**Provided entries:**
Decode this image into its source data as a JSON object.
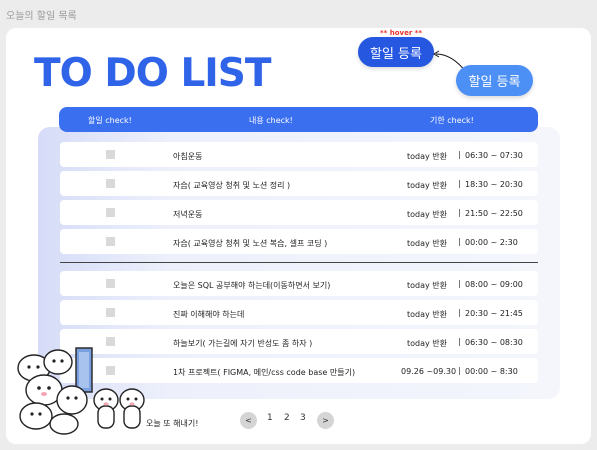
{
  "frame_label": "오늘의 할일 목록",
  "title": "TO DO LIST",
  "hover_tag": "** hover **",
  "buttons": {
    "add_hover": "할일 등록",
    "add": "할일 등록"
  },
  "columns": [
    "할일 check!",
    "내용 check!",
    "기한 check!"
  ],
  "rows": [
    {
      "content": "아침운동",
      "due": "today 반환",
      "time": "06:30 ~ 07:30"
    },
    {
      "content": "자습( 교육영상 청취 및 노션 정리 )",
      "due": "today 반환",
      "time": "18:30 ~ 20:30"
    },
    {
      "content": "저녁운동",
      "due": "today 반환",
      "time": "21:50 ~ 22:50"
    },
    {
      "content": "자습( 교육영상 청취 및 노션 복습, 셀프 코딩 )",
      "due": "today 반환",
      "time": "00:00 ~ 2:30"
    },
    {
      "content": "오늘은 SQL 공부해야 하는데(이동하면서 보기)",
      "due": "today 반환",
      "time": "08:00 ~ 09:00"
    },
    {
      "content": "진짜 이해해야 하는데",
      "due": "today 반환",
      "time": "20:30 ~ 21:45"
    },
    {
      "content": "하늘보기( 가는길에 자기 반성도 좀 하자 )",
      "due": "today 반환",
      "time": "06:30 ~ 08:30"
    },
    {
      "content": "1차 프로젝트( FIGMA, 메인/css code base 만들기)",
      "due": "09.26 ~09.30",
      "time": "00:00 ~ 8:30"
    }
  ],
  "pagination": {
    "prev": "<",
    "pages": [
      "1",
      "2",
      "3"
    ],
    "next": ">"
  },
  "footer_text": "오늘 또 해내기!",
  "colors": {
    "primary": "#2f63e8",
    "header": "#3a6ff0",
    "button_hover": "#2557e0",
    "button": "#4c8ff5",
    "hover_tag": "#e8332d"
  }
}
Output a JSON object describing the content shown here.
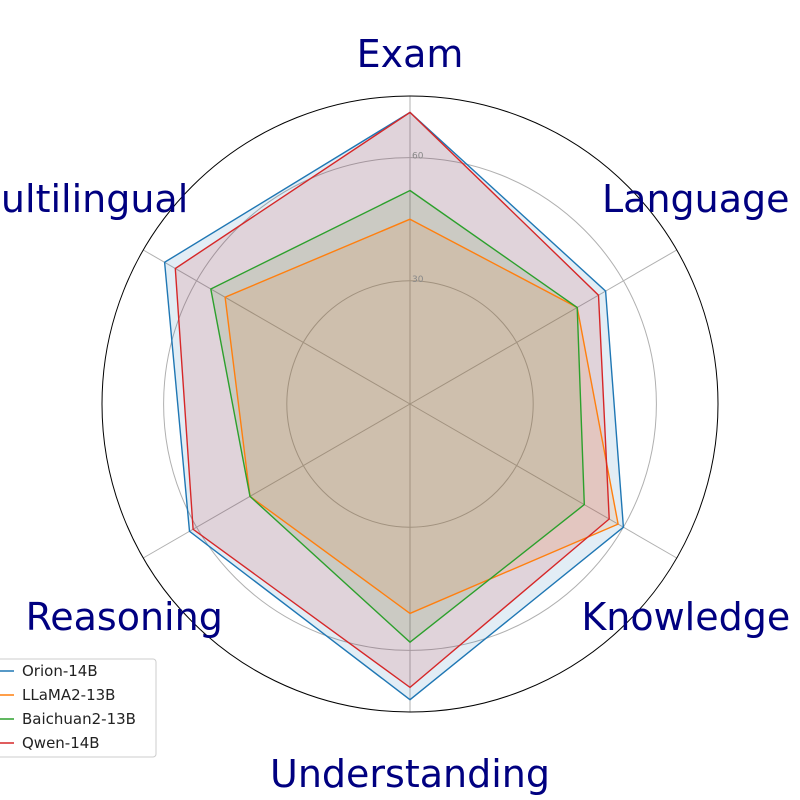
{
  "chart_data": {
    "type": "radar",
    "categories": [
      "Exam",
      "Language",
      "Knowledge",
      "Understanding",
      "Reasoning",
      "Multilingual"
    ],
    "r_ticks": [
      30,
      60
    ],
    "r_max": 75,
    "grid": true,
    "legend_position": "bottom-left",
    "series": [
      {
        "name": "Orion-14B",
        "color": "#1f77b4",
        "values": [
          71.0,
          55.0,
          60.0,
          72.0,
          62.0,
          69.0
        ]
      },
      {
        "name": "LLaMA2-13B",
        "color": "#ff7f0e",
        "values": [
          45.0,
          47.0,
          58.5,
          51.0,
          45.0,
          52.0
        ]
      },
      {
        "name": "Baichuan2-13B",
        "color": "#2ca02c",
        "values": [
          52.0,
          47.0,
          49.0,
          58.0,
          45.0,
          56.0
        ]
      },
      {
        "name": "Qwen-14B",
        "color": "#d62728",
        "values": [
          71.0,
          53.0,
          56.0,
          69.0,
          61.0,
          66.0
        ]
      }
    ],
    "fill_color": "#c8a0d0",
    "label_color": "#000080"
  }
}
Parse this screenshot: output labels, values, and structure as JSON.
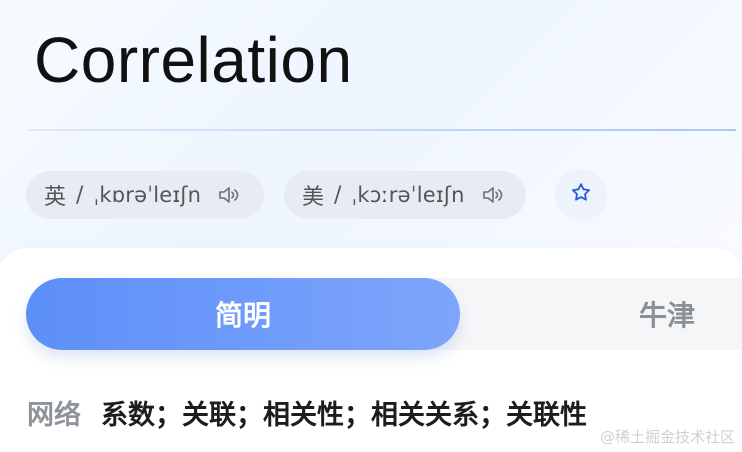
{
  "word": {
    "title": "Correlation"
  },
  "pronunciations": [
    {
      "lang": "英",
      "slash": "/",
      "ipa": "ˌkɒrəˈleɪʃn"
    },
    {
      "lang": "美",
      "slash": "/",
      "ipa": "ˌkɔːrəˈleɪʃn"
    }
  ],
  "tabs": [
    {
      "label": "简明",
      "selected": true
    },
    {
      "label": "牛津",
      "selected": false
    }
  ],
  "definition": {
    "label": "网络",
    "text": "系数；关联；相关性；相关关系；关联性"
  },
  "watermark": "@稀土掘金技术社区",
  "icons": {
    "speaker": "speaker-icon",
    "favorite": "star-icon"
  },
  "colors": {
    "accent": "#5d8ff9",
    "accent_light": "#7ea5fb",
    "pill_bg": "#e7ebf3",
    "muted_text": "#8f949b",
    "title_text": "#111111"
  }
}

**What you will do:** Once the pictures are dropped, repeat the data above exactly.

**Task result:**
Decode this image into its source data as a JSON object.
{
  "frame_label": "오늘의 할일 목록",
  "title": "TO DO LIST",
  "hover_tag": "** hover **",
  "buttons": {
    "add_hover": "할일 등록",
    "add": "할일 등록"
  },
  "columns": [
    "할일 check!",
    "내용 check!",
    "기한 check!"
  ],
  "rows": [
    {
      "content": "아침운동",
      "due": "today 반환",
      "time": "06:30 ~ 07:30"
    },
    {
      "content": "자습( 교육영상 청취 및 노션 정리 )",
      "due": "today 반환",
      "time": "18:30 ~ 20:30"
    },
    {
      "content": "저녁운동",
      "due": "today 반환",
      "time": "21:50 ~ 22:50"
    },
    {
      "content": "자습( 교육영상 청취 및 노션 복습, 셀프 코딩 )",
      "due": "today 반환",
      "time": "00:00 ~ 2:30"
    },
    {
      "content": "오늘은 SQL 공부해야 하는데(이동하면서 보기)",
      "due": "today 반환",
      "time": "08:00 ~ 09:00"
    },
    {
      "content": "진짜 이해해야 하는데",
      "due": "today 반환",
      "time": "20:30 ~ 21:45"
    },
    {
      "content": "하늘보기( 가는길에 자기 반성도 좀 하자 )",
      "due": "today 반환",
      "time": "06:30 ~ 08:30"
    },
    {
      "content": "1차 프로젝트( FIGMA, 메인/css code base 만들기)",
      "due": "09.26 ~09.30",
      "time": "00:00 ~ 8:30"
    }
  ],
  "pagination": {
    "prev": "<",
    "pages": [
      "1",
      "2",
      "3"
    ],
    "next": ">"
  },
  "footer_text": "오늘 또 해내기!",
  "colors": {
    "primary": "#2f63e8",
    "header": "#3a6ff0",
    "button_hover": "#2557e0",
    "button": "#4c8ff5",
    "hover_tag": "#e8332d"
  }
}
Output a JSON object describing the content shown here.
{
  "chart_data": {
    "type": "radar",
    "categories": [
      "Exam",
      "Language",
      "Knowledge",
      "Understanding",
      "Reasoning",
      "Multilingual"
    ],
    "r_ticks": [
      30,
      60
    ],
    "r_max": 75,
    "grid": true,
    "legend_position": "bottom-left",
    "series": [
      {
        "name": "Orion-14B",
        "color": "#1f77b4",
        "values": [
          71.0,
          55.0,
          60.0,
          72.0,
          62.0,
          69.0
        ]
      },
      {
        "name": "LLaMA2-13B",
        "color": "#ff7f0e",
        "values": [
          45.0,
          47.0,
          58.5,
          51.0,
          45.0,
          52.0
        ]
      },
      {
        "name": "Baichuan2-13B",
        "color": "#2ca02c",
        "values": [
          52.0,
          47.0,
          49.0,
          58.0,
          45.0,
          56.0
        ]
      },
      {
        "name": "Qwen-14B",
        "color": "#d62728",
        "values": [
          71.0,
          53.0,
          56.0,
          69.0,
          61.0,
          66.0
        ]
      }
    ],
    "fill_color": "#c8a0d0",
    "label_color": "#000080"
  }
}
Parse this screenshot: output labels, values, and structure as JSON.
{
  "word": {
    "title": "Correlation"
  },
  "pronunciations": [
    {
      "lang": "英",
      "slash": "/",
      "ipa": "ˌkɒrəˈleɪʃn"
    },
    {
      "lang": "美",
      "slash": "/",
      "ipa": "ˌkɔːrəˈleɪʃn"
    }
  ],
  "tabs": [
    {
      "label": "简明",
      "selected": true
    },
    {
      "label": "牛津",
      "selected": false
    }
  ],
  "definition": {
    "label": "网络",
    "text": "系数；关联；相关性；相关关系；关联性"
  },
  "watermark": "@稀土掘金技术社区",
  "icons": {
    "speaker": "speaker-icon",
    "favorite": "star-icon"
  },
  "colors": {
    "accent": "#5d8ff9",
    "accent_light": "#7ea5fb",
    "pill_bg": "#e7ebf3",
    "muted_text": "#8f949b",
    "title_text": "#111111"
  }
}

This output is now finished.